### What this task involves:
Print back every record below, exactly as it stands.

### Given data:
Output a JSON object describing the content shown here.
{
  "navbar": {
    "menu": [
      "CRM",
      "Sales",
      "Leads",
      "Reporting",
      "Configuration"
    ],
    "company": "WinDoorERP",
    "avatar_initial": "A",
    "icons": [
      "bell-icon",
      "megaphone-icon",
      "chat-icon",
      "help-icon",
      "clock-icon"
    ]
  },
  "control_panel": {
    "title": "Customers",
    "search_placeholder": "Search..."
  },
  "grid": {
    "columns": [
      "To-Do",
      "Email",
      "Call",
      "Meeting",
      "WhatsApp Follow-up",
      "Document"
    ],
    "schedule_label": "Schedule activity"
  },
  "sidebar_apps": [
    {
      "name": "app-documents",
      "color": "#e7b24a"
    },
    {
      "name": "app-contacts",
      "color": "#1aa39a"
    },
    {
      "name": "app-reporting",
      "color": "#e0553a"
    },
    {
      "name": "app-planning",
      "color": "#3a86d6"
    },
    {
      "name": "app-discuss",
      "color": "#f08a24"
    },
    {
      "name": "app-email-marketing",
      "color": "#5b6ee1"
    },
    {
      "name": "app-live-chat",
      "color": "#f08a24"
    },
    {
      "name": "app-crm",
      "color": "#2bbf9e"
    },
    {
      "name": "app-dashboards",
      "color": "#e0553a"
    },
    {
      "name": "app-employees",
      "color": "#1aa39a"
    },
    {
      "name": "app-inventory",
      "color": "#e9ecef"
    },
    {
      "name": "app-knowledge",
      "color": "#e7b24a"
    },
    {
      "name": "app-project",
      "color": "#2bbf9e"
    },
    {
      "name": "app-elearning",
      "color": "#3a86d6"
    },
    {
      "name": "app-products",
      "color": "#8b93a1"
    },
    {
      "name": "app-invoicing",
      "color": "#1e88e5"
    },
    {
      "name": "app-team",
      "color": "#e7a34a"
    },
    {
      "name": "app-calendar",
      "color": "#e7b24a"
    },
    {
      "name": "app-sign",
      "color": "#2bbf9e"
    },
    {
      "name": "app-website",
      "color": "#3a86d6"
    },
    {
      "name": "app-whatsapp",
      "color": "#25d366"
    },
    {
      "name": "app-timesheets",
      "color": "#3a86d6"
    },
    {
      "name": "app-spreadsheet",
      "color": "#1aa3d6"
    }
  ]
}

### Exercise output:
Output a JSON object describing the content shown here.
{
  "navbar": {
    "menu": [
      "CRM",
      "Sales",
      "Leads",
      "Reporting",
      "Configuration"
    ],
    "company": "WinDoorERP",
    "avatar_initial": "A",
    "icons": [
      "bell-icon",
      "megaphone-icon",
      "chat-icon",
      "help-icon",
      "clock-icon"
    ]
  },
  "control_panel": {
    "title": "Customers",
    "search_placeholder": "Search..."
  },
  "grid": {
    "columns": [
      "To-Do",
      "Email",
      "Call",
      "Meeting",
      "WhatsApp Follow-up",
      "Document"
    ],
    "schedule_label": "Schedule activity"
  },
  "sidebar_apps": [
    {
      "name": "app-documents",
      "color": "#e7b24a"
    },
    {
      "name": "app-contacts",
      "color": "#1aa39a"
    },
    {
      "name": "app-reporting",
      "color": "#e0553a"
    },
    {
      "name": "app-planning",
      "color": "#3a86d6"
    },
    {
      "name": "app-discuss",
      "color": "#f08a24"
    },
    {
      "name": "app-email-marketing",
      "color": "#5b6ee1"
    },
    {
      "name": "app-live-chat",
      "color": "#f08a24"
    },
    {
      "name": "app-crm",
      "color": "#2bbf9e"
    },
    {
      "name": "app-dashboards",
      "color": "#e0553a"
    },
    {
      "name": "app-employees",
      "color": "#1aa39a"
    },
    {
      "name": "app-inventory",
      "color": "#e9ecef"
    },
    {
      "name": "app-knowledge",
      "color": "#e7b24a"
    },
    {
      "name": "app-project",
      "color": "#2bbf9e"
    },
    {
      "name": "app-elearning",
      "color": "#3a86d6"
    },
    {
      "name": "app-products",
      "color": "#8b93a1"
    },
    {
      "name": "app-invoicing",
      "color": "#1e88e5"
    },
    {
      "name": "app-team",
      "color": "#e7a34a"
    },
    {
      "name": "app-calendar",
      "color": "#e7b24a"
    },
    {
      "name": "app-sign",
      "color": "#2bbf9e"
    },
    {
      "name": "app-website",
      "color": "#3a86d6"
    },
    {
      "name": "app-whatsapp",
      "color": "#25d366"
    },
    {
      "name": "app-timesheets",
      "color": "#3a86d6"
    },
    {
      "name": "app-spreadsheet",
      "color": "#1aa3d6"
    }
  ]
}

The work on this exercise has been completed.